(Task goal)
Copy the entries out again in full.

(Supplied data)
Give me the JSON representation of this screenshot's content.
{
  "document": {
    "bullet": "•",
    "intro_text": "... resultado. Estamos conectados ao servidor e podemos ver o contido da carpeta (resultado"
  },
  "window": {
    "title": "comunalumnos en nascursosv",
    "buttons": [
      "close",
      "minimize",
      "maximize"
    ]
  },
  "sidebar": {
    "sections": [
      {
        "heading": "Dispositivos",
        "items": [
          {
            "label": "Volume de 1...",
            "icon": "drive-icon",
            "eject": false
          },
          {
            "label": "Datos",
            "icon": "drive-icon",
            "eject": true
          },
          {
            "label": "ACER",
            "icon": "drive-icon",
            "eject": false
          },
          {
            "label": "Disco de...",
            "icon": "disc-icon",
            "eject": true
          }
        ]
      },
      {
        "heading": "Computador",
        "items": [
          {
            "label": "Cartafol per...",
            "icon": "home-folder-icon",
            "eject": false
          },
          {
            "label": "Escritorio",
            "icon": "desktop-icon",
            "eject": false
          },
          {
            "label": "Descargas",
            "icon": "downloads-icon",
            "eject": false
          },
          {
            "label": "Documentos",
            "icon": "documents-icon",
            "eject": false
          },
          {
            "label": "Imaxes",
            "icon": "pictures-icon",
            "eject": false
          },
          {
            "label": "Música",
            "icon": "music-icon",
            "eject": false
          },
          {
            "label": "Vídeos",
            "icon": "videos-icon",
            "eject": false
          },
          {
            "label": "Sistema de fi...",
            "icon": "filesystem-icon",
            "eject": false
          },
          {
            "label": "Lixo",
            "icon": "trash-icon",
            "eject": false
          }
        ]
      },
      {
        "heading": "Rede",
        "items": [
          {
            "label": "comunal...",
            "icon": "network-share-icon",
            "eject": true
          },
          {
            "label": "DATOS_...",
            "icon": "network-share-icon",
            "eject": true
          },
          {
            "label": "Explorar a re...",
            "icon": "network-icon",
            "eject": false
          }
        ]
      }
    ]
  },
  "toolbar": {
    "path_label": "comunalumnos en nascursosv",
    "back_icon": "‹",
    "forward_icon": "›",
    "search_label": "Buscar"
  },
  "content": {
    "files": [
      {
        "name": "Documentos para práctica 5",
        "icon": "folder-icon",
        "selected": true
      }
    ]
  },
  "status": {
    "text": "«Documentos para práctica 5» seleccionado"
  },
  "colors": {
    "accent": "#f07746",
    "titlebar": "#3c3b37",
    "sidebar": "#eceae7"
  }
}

(Expected answer)
Give me the JSON representation of this screenshot's content.
{
  "document": {
    "bullet": "•",
    "intro_text": "... resultado. Estamos conectados ao servidor e podemos ver o contido da carpeta (resultado"
  },
  "window": {
    "title": "comunalumnos en nascursosv",
    "buttons": [
      "close",
      "minimize",
      "maximize"
    ]
  },
  "sidebar": {
    "sections": [
      {
        "heading": "Dispositivos",
        "items": [
          {
            "label": "Volume de 1...",
            "icon": "drive-icon",
            "eject": false
          },
          {
            "label": "Datos",
            "icon": "drive-icon",
            "eject": true
          },
          {
            "label": "ACER",
            "icon": "drive-icon",
            "eject": false
          },
          {
            "label": "Disco de...",
            "icon": "disc-icon",
            "eject": true
          }
        ]
      },
      {
        "heading": "Computador",
        "items": [
          {
            "label": "Cartafol per...",
            "icon": "home-folder-icon",
            "eject": false
          },
          {
            "label": "Escritorio",
            "icon": "desktop-icon",
            "eject": false
          },
          {
            "label": "Descargas",
            "icon": "downloads-icon",
            "eject": false
          },
          {
            "label": "Documentos",
            "icon": "documents-icon",
            "eject": false
          },
          {
            "label": "Imaxes",
            "icon": "pictures-icon",
            "eject": false
          },
          {
            "label": "Música",
            "icon": "music-icon",
            "eject": false
          },
          {
            "label": "Vídeos",
            "icon": "videos-icon",
            "eject": false
          },
          {
            "label": "Sistema de fi...",
            "icon": "filesystem-icon",
            "eject": false
          },
          {
            "label": "Lixo",
            "icon": "trash-icon",
            "eject": false
          }
        ]
      },
      {
        "heading": "Rede",
        "items": [
          {
            "label": "comunal...",
            "icon": "network-share-icon",
            "eject": true
          },
          {
            "label": "DATOS_...",
            "icon": "network-share-icon",
            "eject": true
          },
          {
            "label": "Explorar a re...",
            "icon": "network-icon",
            "eject": false
          }
        ]
      }
    ]
  },
  "toolbar": {
    "path_label": "comunalumnos en nascursosv",
    "back_icon": "‹",
    "forward_icon": "›",
    "search_label": "Buscar"
  },
  "content": {
    "files": [
      {
        "name": "Documentos para práctica 5",
        "icon": "folder-icon",
        "selected": true
      }
    ]
  },
  "status": {
    "text": "«Documentos para práctica 5» seleccionado"
  },
  "colors": {
    "accent": "#f07746",
    "titlebar": "#3c3b37",
    "sidebar": "#eceae7"
  }
}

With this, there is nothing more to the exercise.